Owners of vehicles involved in the recall will be notified by mail in late October 2019, with messages instructing them to bring their vehicle to an authorized dealership to have the defect repaired. Dealers will complete such repairs in-house at no cost, by installing a tie strap to the wiring harness. Those with further questions may contact Ford’s customer service line at (866) 436-7332, or the NHTSA line at (888) 327-4236.

For more information on vehicle recalls announced by Ford or other major automobile manufacturers, visit MotorSafety.org.

Sean ReyesRecall Announced on Certain 2020 Ford Explorer Vehicles

Ford Explorer, Lincoln Aviators Recalled Over Missing Covers

Laguna Hills, CA – Aug. 21, 2019 – Ford Motor Company is recalling over 14,100 2020 Ford Explorer and Lincoln Aviator sport utility vehicles after discovering that some of the models may be missing a piece that goes over the manual park release component. When this cover is missing, it can increase the risk of the lever being unintentionally manipulated, which could cause the SUV to move from its parked position and crash.
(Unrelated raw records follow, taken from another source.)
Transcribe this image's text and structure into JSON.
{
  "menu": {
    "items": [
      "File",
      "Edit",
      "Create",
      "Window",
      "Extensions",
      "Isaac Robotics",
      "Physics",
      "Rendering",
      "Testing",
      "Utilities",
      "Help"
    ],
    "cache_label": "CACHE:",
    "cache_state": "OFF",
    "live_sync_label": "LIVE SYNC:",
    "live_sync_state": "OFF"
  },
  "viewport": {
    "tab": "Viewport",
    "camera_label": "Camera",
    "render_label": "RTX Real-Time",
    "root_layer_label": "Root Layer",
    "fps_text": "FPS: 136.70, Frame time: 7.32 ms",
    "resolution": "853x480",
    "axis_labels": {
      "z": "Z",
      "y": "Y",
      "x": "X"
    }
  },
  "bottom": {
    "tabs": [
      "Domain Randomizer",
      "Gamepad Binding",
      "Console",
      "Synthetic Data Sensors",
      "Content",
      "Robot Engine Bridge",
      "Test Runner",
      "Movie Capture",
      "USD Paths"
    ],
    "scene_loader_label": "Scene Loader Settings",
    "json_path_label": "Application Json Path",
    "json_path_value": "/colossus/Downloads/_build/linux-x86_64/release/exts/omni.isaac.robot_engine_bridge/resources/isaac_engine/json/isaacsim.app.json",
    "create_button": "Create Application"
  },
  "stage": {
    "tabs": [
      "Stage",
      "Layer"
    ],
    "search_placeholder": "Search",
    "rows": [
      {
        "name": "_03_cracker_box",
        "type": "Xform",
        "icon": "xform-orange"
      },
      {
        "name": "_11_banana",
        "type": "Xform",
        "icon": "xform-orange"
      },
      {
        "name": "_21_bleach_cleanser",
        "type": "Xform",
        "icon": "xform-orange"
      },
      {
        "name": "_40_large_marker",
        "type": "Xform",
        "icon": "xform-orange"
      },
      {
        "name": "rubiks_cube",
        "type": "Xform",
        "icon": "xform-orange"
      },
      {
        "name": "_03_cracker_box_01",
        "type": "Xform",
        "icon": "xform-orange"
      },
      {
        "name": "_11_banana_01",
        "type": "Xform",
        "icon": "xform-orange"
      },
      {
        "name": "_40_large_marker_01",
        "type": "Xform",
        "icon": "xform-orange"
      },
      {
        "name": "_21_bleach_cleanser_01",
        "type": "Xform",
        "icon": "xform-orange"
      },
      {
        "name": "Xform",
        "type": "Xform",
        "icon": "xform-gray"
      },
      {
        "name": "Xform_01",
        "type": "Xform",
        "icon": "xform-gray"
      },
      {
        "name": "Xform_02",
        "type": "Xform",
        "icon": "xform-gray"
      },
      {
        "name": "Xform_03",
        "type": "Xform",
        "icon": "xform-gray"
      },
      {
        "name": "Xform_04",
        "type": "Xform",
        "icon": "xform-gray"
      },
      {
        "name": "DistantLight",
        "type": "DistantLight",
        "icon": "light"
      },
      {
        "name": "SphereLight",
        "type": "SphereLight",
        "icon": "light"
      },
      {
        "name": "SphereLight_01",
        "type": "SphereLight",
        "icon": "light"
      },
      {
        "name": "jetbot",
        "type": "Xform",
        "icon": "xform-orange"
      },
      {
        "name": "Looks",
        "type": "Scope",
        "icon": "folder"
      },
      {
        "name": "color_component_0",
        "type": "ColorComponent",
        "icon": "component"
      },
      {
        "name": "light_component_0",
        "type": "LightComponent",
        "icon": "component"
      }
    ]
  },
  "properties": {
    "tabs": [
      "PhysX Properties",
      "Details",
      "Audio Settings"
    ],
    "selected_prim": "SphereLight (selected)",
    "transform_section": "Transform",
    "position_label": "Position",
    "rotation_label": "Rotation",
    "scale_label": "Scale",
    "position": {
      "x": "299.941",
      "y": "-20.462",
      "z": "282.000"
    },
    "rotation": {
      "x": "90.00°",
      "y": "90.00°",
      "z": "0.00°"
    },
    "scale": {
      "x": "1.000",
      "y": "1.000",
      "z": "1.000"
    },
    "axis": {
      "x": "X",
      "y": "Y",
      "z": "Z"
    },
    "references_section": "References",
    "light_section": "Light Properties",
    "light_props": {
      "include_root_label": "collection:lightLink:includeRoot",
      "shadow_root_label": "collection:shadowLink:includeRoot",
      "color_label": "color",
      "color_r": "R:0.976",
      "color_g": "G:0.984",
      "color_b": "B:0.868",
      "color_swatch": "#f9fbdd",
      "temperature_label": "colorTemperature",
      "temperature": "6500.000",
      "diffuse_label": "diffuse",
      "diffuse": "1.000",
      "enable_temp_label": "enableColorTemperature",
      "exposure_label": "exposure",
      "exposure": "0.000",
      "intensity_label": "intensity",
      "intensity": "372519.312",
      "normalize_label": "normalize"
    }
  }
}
Given that most of the affected Explorers are in inventory, the 2020 Ford Explorer and Lincoln Aviator recall action primarily impacts the automaker’s dealerships. When this action will take place has yet to be determined.
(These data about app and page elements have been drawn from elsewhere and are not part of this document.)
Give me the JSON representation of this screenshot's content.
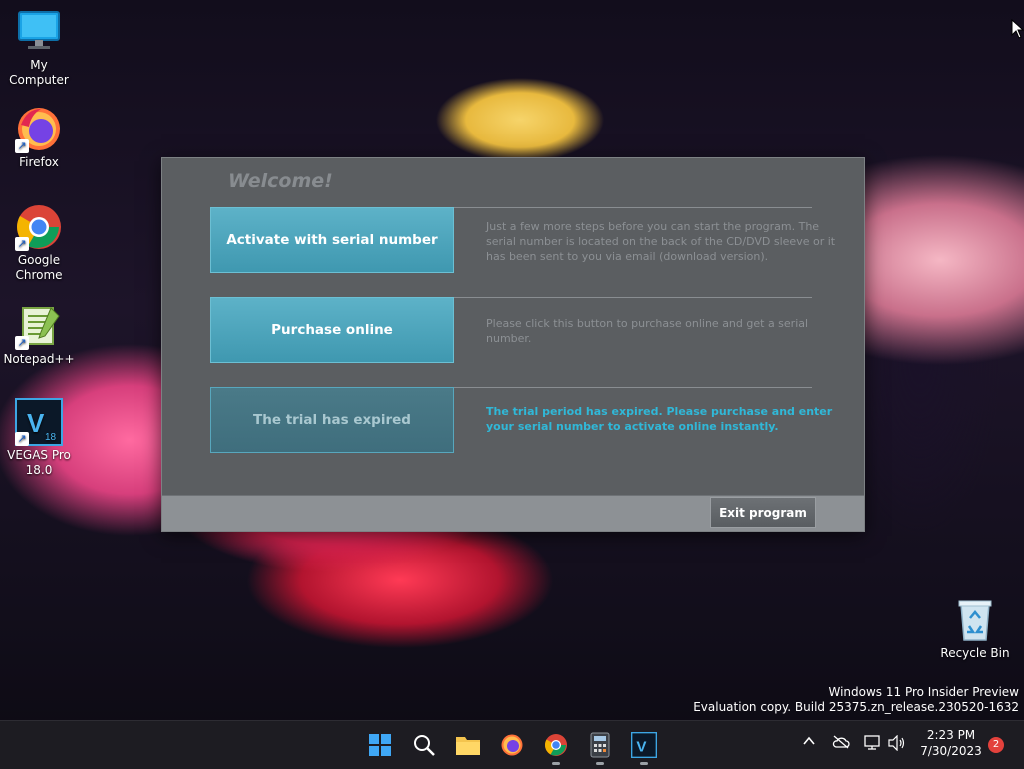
{
  "desktop": {
    "icons": [
      {
        "label": "My Computer",
        "icon": "monitor-icon"
      },
      {
        "label": "Firefox",
        "icon": "firefox-icon"
      },
      {
        "label": "Google Chrome",
        "icon": "chrome-icon"
      },
      {
        "label": "Notepad++",
        "icon": "notepadpp-icon"
      },
      {
        "label": "VEGAS Pro 18.0",
        "icon": "vegas-icon",
        "glyph": "V",
        "sub": "18"
      },
      {
        "label": "Recycle Bin",
        "icon": "recycle-bin-icon"
      }
    ]
  },
  "dialog": {
    "title": "Welcome!",
    "options": [
      {
        "button": "Activate with serial number",
        "description": "Just a few more steps before you can start the program. The serial number is located on the back of the CD/DVD sleeve or it has been sent to you via email (download version)."
      },
      {
        "button": "Purchase online",
        "description": "Please click this button to purchase online and get a serial number."
      },
      {
        "button": "The trial has expired",
        "description": "The trial period has expired. Please purchase and enter your serial number to activate online instantly."
      }
    ],
    "exit_label": "Exit program"
  },
  "watermark": {
    "line1": "Windows 11 Pro Insider Preview",
    "line2": "Evaluation copy. Build 25375.zn_release.230520-1632"
  },
  "taskbar": {
    "apps": [
      "start-icon",
      "search-icon",
      "file-explorer-icon",
      "firefox-icon",
      "chrome-icon",
      "calculator-icon",
      "vegas-icon"
    ],
    "time": "2:23 PM",
    "date": "7/30/2023",
    "notification_count": "2"
  }
}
The Defect

In a release made available on the company’s website, Ford plans to recall a combined 14,135 Explorer and Lincoln Aviator SUVs over the possibility that the manual park release component may be missing its cover. This is in violation of the Federal Motor Vehicle Safety Standards established by the National Highway Traffic Safety Administration. Under normal circumstances, these covers should only be removable with a tool.

Additionally, Ford noted that the problematic Explorers and Aviators may have settings that remain in factory mode that could prevent the accurate display of gear positions when manipulated by the operator of the vehicle. These positions are represented by a letter ( “P” for Park, “R” for Reverse, “N” for Neutral, etc.). The display of these gear positions is also required by law under the FMVSS.
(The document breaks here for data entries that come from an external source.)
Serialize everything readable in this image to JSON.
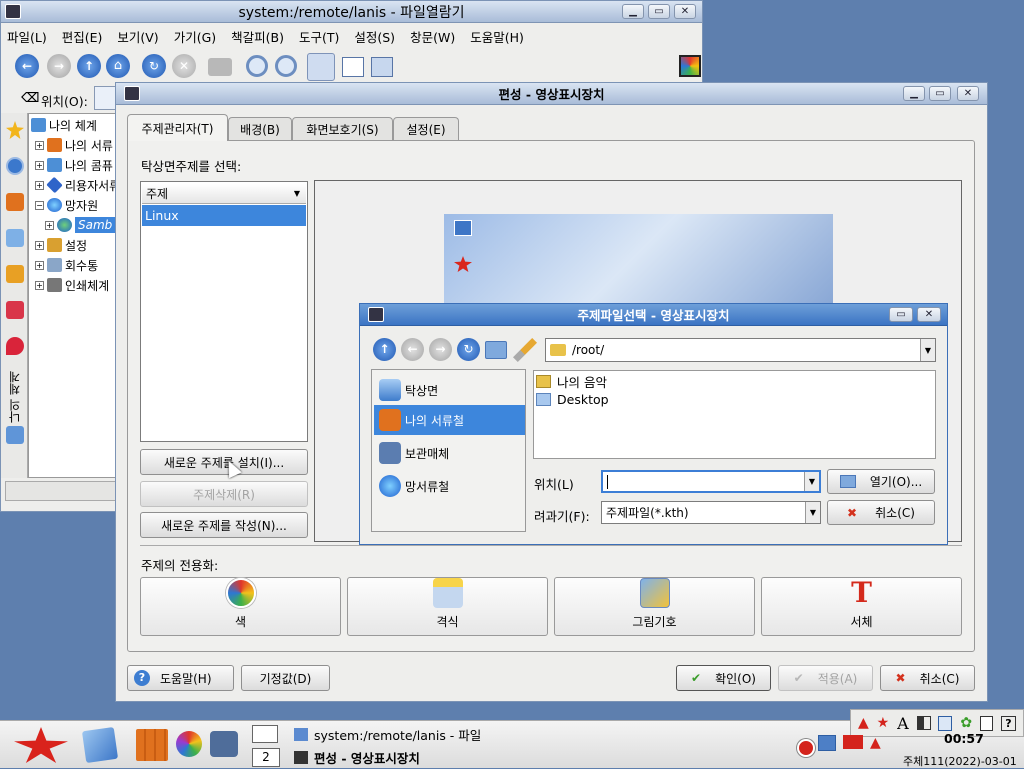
{
  "file_manager": {
    "title": "system:/remote/lanis - 파일열람기",
    "menu": [
      "파일(L)",
      "편집(E)",
      "보기(V)",
      "가기(G)",
      "책갈피(B)",
      "도구(T)",
      "설정(S)",
      "창문(W)",
      "도움말(H)"
    ],
    "location_label": "위치(O):",
    "tree": [
      {
        "label": "나의 체계",
        "depth": 0,
        "expander": "",
        "icon": "computer",
        "color": "#4d8fd6"
      },
      {
        "label": "나의 서류",
        "depth": 1,
        "expander": "+",
        "icon": "documents",
        "color": "#e0711e"
      },
      {
        "label": "나의 콤퓨",
        "depth": 1,
        "expander": "+",
        "icon": "computer",
        "color": "#4d8fd6"
      },
      {
        "label": "리용자서류",
        "depth": 1,
        "expander": "+",
        "icon": "book",
        "color": "#2f64c9"
      },
      {
        "label": "망자원",
        "depth": 1,
        "expander": "−",
        "icon": "globe",
        "color": "#2b7ae0"
      },
      {
        "label": "Samb",
        "depth": 2,
        "expander": "+",
        "icon": "samba",
        "color": "#2b7ae0",
        "selected": true
      },
      {
        "label": "설정",
        "depth": 1,
        "expander": "+",
        "icon": "settings",
        "color": "#d9a030"
      },
      {
        "label": "회수통",
        "depth": 1,
        "expander": "+",
        "icon": "trash",
        "color": "#8aa6c8"
      },
      {
        "label": "인쇄체계",
        "depth": 1,
        "expander": "+",
        "icon": "printer",
        "color": "#777"
      }
    ],
    "side_tab_label": "나의 체계",
    "side_icons": [
      "star-icon",
      "history-icon",
      "documents-icon",
      "network-icon",
      "settings-icon",
      "bookmark-icon",
      "pin-icon"
    ]
  },
  "display_dialog": {
    "title": "편성 - 영상표시장치",
    "tabs": [
      "주제관리자(T)",
      "배경(B)",
      "화면보호기(S)",
      "설정(E)"
    ],
    "select_label": "탁상면주제를 선택:",
    "theme_column": "주제",
    "themes": [
      "Linux"
    ],
    "buttons": {
      "install": "새로운 주제를 설치(I)...",
      "remove": "주제삭제(R)",
      "create": "새로운 주제를 작성(N)..."
    },
    "customize_label": "주제의 전용화:",
    "customize_items": [
      {
        "label": "색",
        "icon": "color-icon",
        "color": "#e07b2a"
      },
      {
        "label": "격식",
        "icon": "style-icon",
        "color": "#e8b82a"
      },
      {
        "label": "그림기호",
        "icon": "icons-icon",
        "color": "#3d8ad6"
      },
      {
        "label": "서체",
        "icon": "font-icon",
        "color": "#d42a1c"
      }
    ],
    "footer": {
      "help": "도움말(H)",
      "defaults": "기정값(D)",
      "ok": "확인(O)",
      "apply": "적용(A)",
      "cancel": "취소(C)"
    }
  },
  "file_dialog": {
    "title": "주제파일선택 - 영상표시장치",
    "path": "/root/",
    "places": [
      {
        "label": "탁상면",
        "color": "#4a8ed6"
      },
      {
        "label": "나의 서류철",
        "color": "#e0711e",
        "selected": true
      },
      {
        "label": "보관매체",
        "color": "#5b7db0"
      },
      {
        "label": "망서류철",
        "color": "#2b7ae0"
      }
    ],
    "files": [
      "나의 음악",
      "Desktop"
    ],
    "location_label": "위치(L)",
    "location_value": "",
    "filter_label": "려과기(F):",
    "filter_value": "주제파일(*.kth)",
    "open_label": "열기(O)...",
    "cancel_label": "취소(C)"
  },
  "taskbar": {
    "desktop_number": "2",
    "tasks": [
      "system:/remote/lanis - 파일",
      "편성 - 영상표시장치"
    ],
    "clock": "00:57",
    "date": "주체111(2022)-03-01"
  },
  "colors": {
    "accent": "#3c7ed6",
    "selection": "#3d86dc",
    "titlebar": "#b9cbe3"
  }
}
Timeline of Events

Automakers typically coordinate with the NHTSA for car safety recalls. However, given the recency of this announcement – Aug. 7 – the associated documentation detailing when Ford first learned of these issues was not available.

It’s been a busy summer for Ford recalls, as the Dearborn, Michigan-based brand has pulled from the marketplace hundreds of thousands of vehicles unrelated to the 2020 Ford Explorer and Lincoln Aviator recall. For instance, in late July, approximately 7,579 Ford Rangers were pulled from the marketplace because of seat belt functionality issues that prevented the belt buckle from latching. Additionally, 57,500 Ford Focus and Focus ST sedans were recalled over defective engine software.

A month earlier, Ford announced the recall of 1.1 million Explorers – from model years ranging between 2011 and 2017 – due to a rear suspension system flaw affecting the toe links. In all of these instances, the vehicles were recalled because the problems risked riders’ safety.

While the chronology of events leading up to the 2020 Ford Explorer and Lincoln Aviator has yet to be determined, what is known is where the potentially flawed models were built and where. The vehicles were put together at one of the automaker’s Chicago-based locations between March 27 and July 24 for the Explorer, and April 10 and July 24 for the Lincoln Aviator.

Ford said it’s unaware of any consumer crashes or injuries stemming from this flaw but also stated there was an incident that led to cosmetic damage, which occurred at some point during the manufacturing process. No workers were hurt.

The Ford Explorer is one of the nameplate’s longest-running model types, introduced back in 1990. Lincoln Aviator is also a veteran model but first hit the showroom floor roughly a decade later in 2002.

The Solution

Ford Motor Company is in the process of informing dealerships that may have received some of these potentially compromised vehicles. Dealers will examine the manual park release to see if the cover is missing and whether the PRNDL gear positions remain in factory mode.

For more information on this or any other automotive safety recall, enter your 17-digit vehicle identification number at MotorSafety.org.

Sean ReyesFord Explorer, Lincoln Aviators Recalled Over Missing Covers